Derbyshire Archaeology Day supports restoration of pioneering Peak District antiquarian’s tomb

History lovers can help the Peak District National Park Foundation to fund restoration of a historic tomb, as Derbyshire Archaeology Day takes a new form.

The annual event, hosted by the heritage teams of the Peak District National Park and Derbyshire County Council, usually takes place at Chesterfield’s Pomegranate Theatre. However, due to Covid-19 restrictions, it will be held online for the first time on February 5 and 6.

Thomas-Bateman-and-his-son-by-Thomas-Joseph-Banks.-Copyright-Museums-Sheffield.jpg

Thomas Bateman and his son by Thomas Joseph Banks. Copyright Museums Sheffield.

Archaeological discoveries will be highlighted through a series of two three-hour webinars.

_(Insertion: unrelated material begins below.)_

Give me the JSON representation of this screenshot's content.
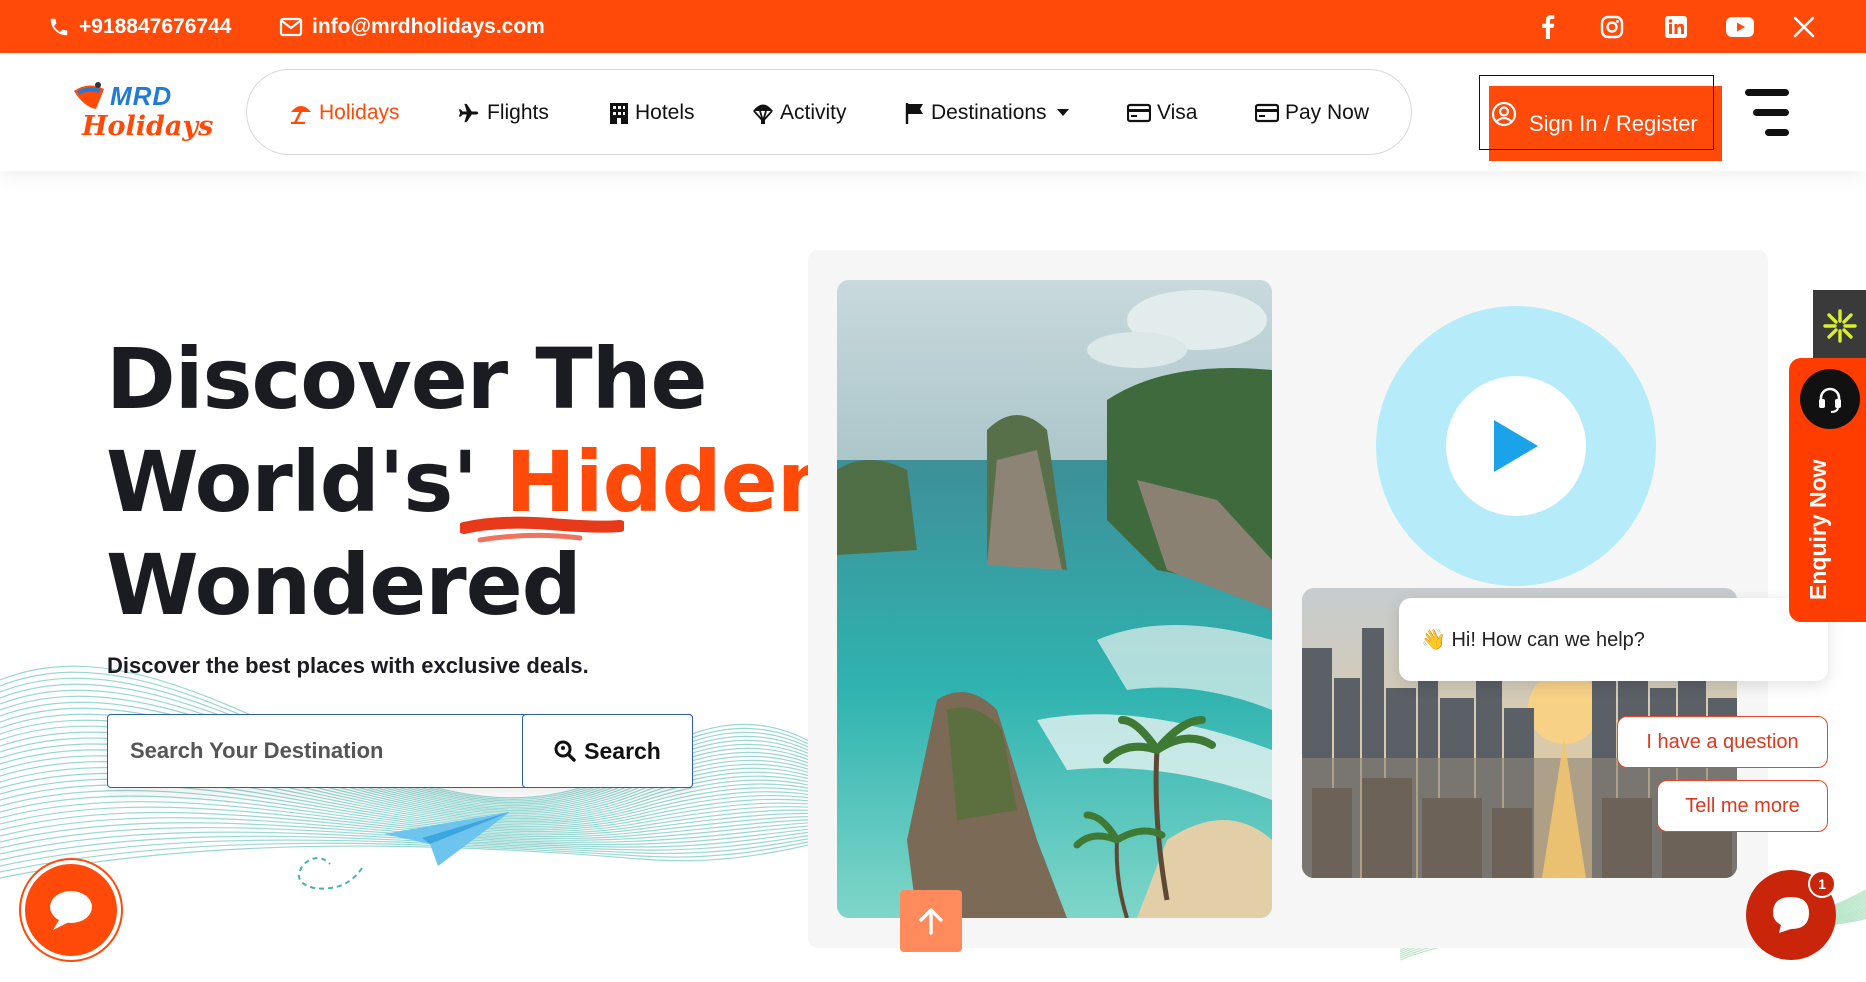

Speakers will cover topics from the Roman period to the 19th century and, in addition, the event will celebrate two important anniversaries – the bicentenary of the birth of prominent local antiquarian Thomas Bateman (1821-1861) and the 70th birthday of the Peak District National Park.

The webinars are free, however there will be an option to make a donation to the Peak District National Park Foundation. All money raised from the webinars will help to restore Thomas Bateman’s grade-II listed tomb in Middleton-By-Youlgrave. To donate, visit  www.peakdistrictfoundation.org.uk/derbyshire-archaeology-day

Thomas Bateman was born in November 1821 in Rowsley and became known locally as the pioneer of early archaeology. He was fascinated by Bronze Age burial mounds (barrows) and excavated more than 200 prehistoric barrows in the Peak District – earning himself the nickname ‘The Barrow Knight’.

Unlike many antiquarians working at that time, Thomas kept detailed records of his work and published his findings. He also made watercolour paintings of many of his excavation sites and artefacts.

Thomas held his collection at his home, Lomberdale House, in Middleton-by-Youlgrave. When he died, aged 39, he was buried – in line with his wishes – in a field near his home, rather than a churchyard. His tomb is topped by a stone replica of a Bronze Age collared urn.

Following his death, the collection of artefacts passed to his son, Thomas William Bateman. Today, Bateman artefacts can be found in institutions worldwide and Museums Sheffield will this year host a major exhibition about Thomas at Weston Park Museum. The exhibition will showcase an eclectic mix of objects, including several loans, highlighting Bateman’s pioneering collecting activity, network of connections and legacy.

The Derbyshire Archaeology Day webinars will include:

Friday 5 February, 1pm to 4pm
• Excavation at Staunton Lane End Cottage, Ticknall – Sue Brown (Ticknall Archaeological Research Group)
• Sadler Bridge Studios, Bold Lane, Derby. Activity at the fringe of medieval Derby -Richard Gregory (Oxford Archaeology North)
• Investigations at Dovecliff Weir, Egginton – Kris Krawiec (Trent and Peak Archaeology)
• Repairing two Bronze Age barrows in the Peak District after a moorland fire – Guy Salkeld (MoD)
• Navio Roman Fort – excavations at the vicus – Reuben Thorpe and Tom Parker (Archaeological Research Services)

Saturday 6 February 2021, 10am to 1pm
• Delving into stone mines on Cracken Edge – Elin Price
• Insights into historic buildings in Derbyshire and the Peak District – Matt Hurford (Hurford Archaeology)
• Excavations at Swarkestone Windmill – Helen Daniel (TVAS North Midlands)
• Monastic Granges of Derbyshire – Sue Woore

To register for the events, please follow the links:

• Friday 5 February 2021, 1pm to 4pm https://my.demio.com/ref/DM3swJYJuj6oEFwR
• Saturday 6 February 2021, 10am to 1pm https://my.demio.com/ref/FornbWqYemXA7Wxr

Donate here.